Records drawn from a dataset
----

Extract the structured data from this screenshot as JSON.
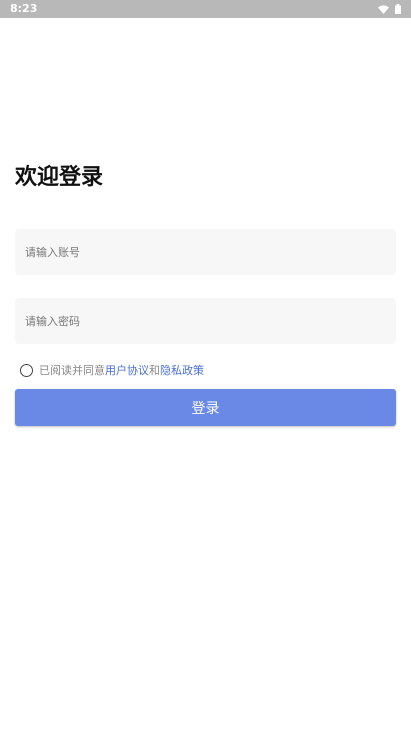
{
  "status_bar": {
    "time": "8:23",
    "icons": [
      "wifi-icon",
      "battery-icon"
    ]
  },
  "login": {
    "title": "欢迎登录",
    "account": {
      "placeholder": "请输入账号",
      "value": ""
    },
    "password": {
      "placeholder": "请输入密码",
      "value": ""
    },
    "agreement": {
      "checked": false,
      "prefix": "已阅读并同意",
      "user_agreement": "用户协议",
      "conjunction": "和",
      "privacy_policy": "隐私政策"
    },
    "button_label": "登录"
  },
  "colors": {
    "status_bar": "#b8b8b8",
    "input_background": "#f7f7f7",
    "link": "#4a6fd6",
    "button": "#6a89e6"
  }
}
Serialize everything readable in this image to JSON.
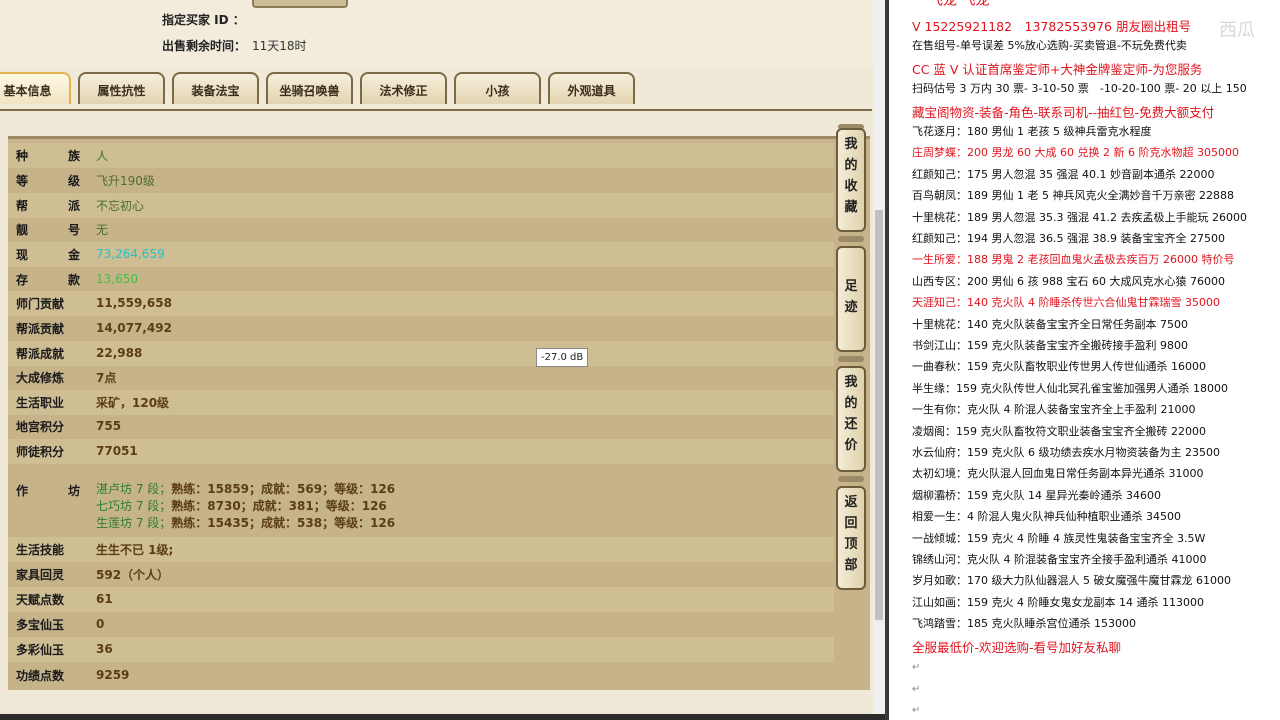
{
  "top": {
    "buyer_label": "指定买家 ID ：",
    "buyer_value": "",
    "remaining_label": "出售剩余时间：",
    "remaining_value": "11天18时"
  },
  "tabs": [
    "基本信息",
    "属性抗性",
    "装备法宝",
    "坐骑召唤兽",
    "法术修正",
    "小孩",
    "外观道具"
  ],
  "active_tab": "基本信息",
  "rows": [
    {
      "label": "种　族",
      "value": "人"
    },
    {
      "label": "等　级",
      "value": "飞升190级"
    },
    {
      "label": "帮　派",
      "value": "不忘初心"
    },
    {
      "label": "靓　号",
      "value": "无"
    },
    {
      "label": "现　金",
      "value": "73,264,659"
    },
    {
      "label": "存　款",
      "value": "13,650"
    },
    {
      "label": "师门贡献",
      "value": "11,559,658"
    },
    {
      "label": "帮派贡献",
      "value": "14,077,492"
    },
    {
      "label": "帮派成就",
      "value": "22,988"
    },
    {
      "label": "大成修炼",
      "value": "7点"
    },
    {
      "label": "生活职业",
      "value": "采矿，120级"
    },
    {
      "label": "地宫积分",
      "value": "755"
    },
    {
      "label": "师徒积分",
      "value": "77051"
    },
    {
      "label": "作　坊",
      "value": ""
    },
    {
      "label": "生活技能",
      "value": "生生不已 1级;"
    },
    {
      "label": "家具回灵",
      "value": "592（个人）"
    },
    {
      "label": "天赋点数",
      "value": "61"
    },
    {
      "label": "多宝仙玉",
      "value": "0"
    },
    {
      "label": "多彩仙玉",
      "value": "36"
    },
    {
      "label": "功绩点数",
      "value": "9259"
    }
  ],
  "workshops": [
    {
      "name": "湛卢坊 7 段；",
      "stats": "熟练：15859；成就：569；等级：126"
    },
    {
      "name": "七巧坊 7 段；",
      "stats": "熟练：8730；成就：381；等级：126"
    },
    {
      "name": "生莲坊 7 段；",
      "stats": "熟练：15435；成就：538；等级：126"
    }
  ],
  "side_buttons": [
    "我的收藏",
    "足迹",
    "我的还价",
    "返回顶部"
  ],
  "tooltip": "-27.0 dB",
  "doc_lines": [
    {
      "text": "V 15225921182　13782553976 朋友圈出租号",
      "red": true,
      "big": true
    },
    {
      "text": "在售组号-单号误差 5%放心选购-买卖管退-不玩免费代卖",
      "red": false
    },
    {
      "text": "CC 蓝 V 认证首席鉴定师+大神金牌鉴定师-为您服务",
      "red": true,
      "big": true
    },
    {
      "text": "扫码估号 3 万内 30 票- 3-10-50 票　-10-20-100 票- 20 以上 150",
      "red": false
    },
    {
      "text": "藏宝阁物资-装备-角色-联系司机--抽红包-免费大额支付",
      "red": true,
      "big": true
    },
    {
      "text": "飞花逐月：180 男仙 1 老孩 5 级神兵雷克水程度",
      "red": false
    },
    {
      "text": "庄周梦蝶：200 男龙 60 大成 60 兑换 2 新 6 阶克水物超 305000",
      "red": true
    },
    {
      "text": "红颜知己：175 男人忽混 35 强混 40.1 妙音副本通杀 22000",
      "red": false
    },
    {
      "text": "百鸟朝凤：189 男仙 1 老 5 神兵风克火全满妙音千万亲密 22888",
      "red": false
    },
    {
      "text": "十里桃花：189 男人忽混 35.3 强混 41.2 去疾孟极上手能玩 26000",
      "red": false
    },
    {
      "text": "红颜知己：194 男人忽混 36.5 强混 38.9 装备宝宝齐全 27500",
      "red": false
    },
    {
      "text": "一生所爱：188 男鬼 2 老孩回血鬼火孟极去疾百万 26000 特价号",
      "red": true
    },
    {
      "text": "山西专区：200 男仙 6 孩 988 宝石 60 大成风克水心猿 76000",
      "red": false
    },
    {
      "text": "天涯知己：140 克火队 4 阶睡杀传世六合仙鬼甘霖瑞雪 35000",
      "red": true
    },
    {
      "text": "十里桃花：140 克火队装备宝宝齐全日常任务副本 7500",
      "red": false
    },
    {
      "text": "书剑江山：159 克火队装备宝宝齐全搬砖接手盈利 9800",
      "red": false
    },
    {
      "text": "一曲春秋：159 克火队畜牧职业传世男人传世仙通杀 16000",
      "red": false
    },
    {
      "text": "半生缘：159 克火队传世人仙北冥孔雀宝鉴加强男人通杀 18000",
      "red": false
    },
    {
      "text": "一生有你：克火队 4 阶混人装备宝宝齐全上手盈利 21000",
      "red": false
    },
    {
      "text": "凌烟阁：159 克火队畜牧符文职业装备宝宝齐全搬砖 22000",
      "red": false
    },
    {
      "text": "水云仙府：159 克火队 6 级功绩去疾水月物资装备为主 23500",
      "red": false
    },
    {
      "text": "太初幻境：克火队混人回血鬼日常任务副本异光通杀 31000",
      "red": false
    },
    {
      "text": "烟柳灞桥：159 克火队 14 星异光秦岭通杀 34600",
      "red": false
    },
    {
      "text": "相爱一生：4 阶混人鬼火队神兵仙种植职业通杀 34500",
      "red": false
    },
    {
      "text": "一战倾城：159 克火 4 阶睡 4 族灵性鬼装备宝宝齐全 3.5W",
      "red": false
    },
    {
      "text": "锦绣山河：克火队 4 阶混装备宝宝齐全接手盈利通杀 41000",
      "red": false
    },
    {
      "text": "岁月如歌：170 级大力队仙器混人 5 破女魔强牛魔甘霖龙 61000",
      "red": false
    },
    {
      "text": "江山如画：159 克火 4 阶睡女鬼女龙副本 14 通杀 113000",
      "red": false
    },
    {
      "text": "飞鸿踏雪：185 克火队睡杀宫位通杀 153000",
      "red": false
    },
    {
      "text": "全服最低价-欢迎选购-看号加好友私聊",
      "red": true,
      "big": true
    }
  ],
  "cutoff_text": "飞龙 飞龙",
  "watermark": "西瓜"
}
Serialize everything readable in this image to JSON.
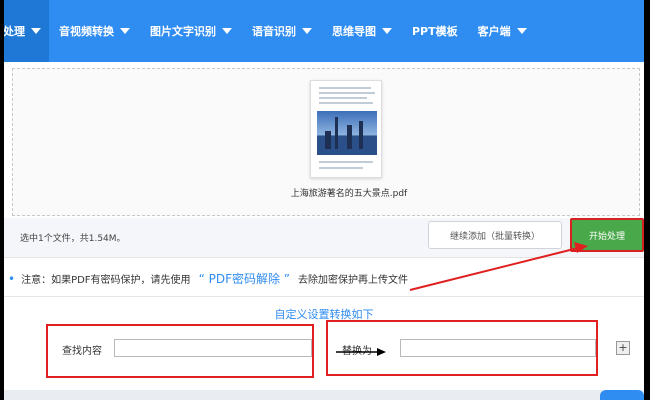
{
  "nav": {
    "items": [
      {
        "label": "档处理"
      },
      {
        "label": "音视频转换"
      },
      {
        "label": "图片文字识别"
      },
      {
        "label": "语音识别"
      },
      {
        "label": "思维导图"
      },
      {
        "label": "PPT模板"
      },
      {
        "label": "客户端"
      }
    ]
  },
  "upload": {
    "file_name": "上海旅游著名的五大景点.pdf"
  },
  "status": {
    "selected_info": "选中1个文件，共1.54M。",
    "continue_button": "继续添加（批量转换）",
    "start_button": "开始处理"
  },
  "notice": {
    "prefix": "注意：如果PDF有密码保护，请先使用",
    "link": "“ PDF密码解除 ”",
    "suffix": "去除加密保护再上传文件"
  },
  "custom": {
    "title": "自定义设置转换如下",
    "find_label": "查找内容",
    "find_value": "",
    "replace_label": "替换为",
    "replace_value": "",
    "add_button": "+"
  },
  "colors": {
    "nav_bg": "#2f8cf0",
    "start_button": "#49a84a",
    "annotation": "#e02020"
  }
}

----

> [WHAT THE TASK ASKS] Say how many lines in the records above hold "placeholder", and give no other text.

> [ANSWER SECTION] 2